Supplied data:
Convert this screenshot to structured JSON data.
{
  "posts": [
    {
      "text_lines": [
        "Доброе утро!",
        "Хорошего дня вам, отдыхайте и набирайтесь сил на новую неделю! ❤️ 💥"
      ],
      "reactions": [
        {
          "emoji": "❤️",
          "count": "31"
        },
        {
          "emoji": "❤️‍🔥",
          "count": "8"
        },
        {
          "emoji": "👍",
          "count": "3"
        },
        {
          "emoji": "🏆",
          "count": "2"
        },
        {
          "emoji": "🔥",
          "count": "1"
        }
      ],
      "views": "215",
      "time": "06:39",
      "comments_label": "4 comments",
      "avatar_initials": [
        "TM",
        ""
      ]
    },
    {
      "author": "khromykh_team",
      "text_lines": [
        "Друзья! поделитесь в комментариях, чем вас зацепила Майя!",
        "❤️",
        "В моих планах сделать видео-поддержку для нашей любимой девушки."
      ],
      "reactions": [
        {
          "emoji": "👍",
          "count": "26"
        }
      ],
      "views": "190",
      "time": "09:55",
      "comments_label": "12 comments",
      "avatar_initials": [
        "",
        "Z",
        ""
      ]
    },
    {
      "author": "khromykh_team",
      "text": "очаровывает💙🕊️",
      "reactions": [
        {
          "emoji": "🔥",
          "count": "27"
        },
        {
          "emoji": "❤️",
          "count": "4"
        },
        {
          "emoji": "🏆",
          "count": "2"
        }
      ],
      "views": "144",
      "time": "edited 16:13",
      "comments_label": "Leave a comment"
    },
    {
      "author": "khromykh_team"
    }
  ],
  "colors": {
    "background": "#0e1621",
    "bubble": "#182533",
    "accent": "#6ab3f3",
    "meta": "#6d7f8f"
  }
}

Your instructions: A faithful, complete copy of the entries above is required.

Response box:
Convert this screenshot to structured JSON data.
{
  "posts": [
    {
      "text_lines": [
        "Доброе утро!",
        "Хорошего дня вам, отдыхайте и набирайтесь сил на новую неделю! ❤️ 💥"
      ],
      "reactions": [
        {
          "emoji": "❤️",
          "count": "31"
        },
        {
          "emoji": "❤️‍🔥",
          "count": "8"
        },
        {
          "emoji": "👍",
          "count": "3"
        },
        {
          "emoji": "🏆",
          "count": "2"
        },
        {
          "emoji": "🔥",
          "count": "1"
        }
      ],
      "views": "215",
      "time": "06:39",
      "comments_label": "4 comments",
      "avatar_initials": [
        "TM",
        ""
      ]
    },
    {
      "author": "khromykh_team",
      "text_lines": [
        "Друзья! поделитесь в комментариях, чем вас зацепила Майя!",
        "❤️",
        "В моих планах сделать видео-поддержку для нашей любимой девушки."
      ],
      "reactions": [
        {
          "emoji": "👍",
          "count": "26"
        }
      ],
      "views": "190",
      "time": "09:55",
      "comments_label": "12 comments",
      "avatar_initials": [
        "",
        "Z",
        ""
      ]
    },
    {
      "author": "khromykh_team",
      "text": "очаровывает💙🕊️",
      "reactions": [
        {
          "emoji": "🔥",
          "count": "27"
        },
        {
          "emoji": "❤️",
          "count": "4"
        },
        {
          "emoji": "🏆",
          "count": "2"
        }
      ],
      "views": "144",
      "time": "edited 16:13",
      "comments_label": "Leave a comment"
    },
    {
      "author": "khromykh_team"
    }
  ],
  "colors": {
    "background": "#0e1621",
    "bubble": "#182533",
    "accent": "#6ab3f3",
    "meta": "#6d7f8f"
  }
}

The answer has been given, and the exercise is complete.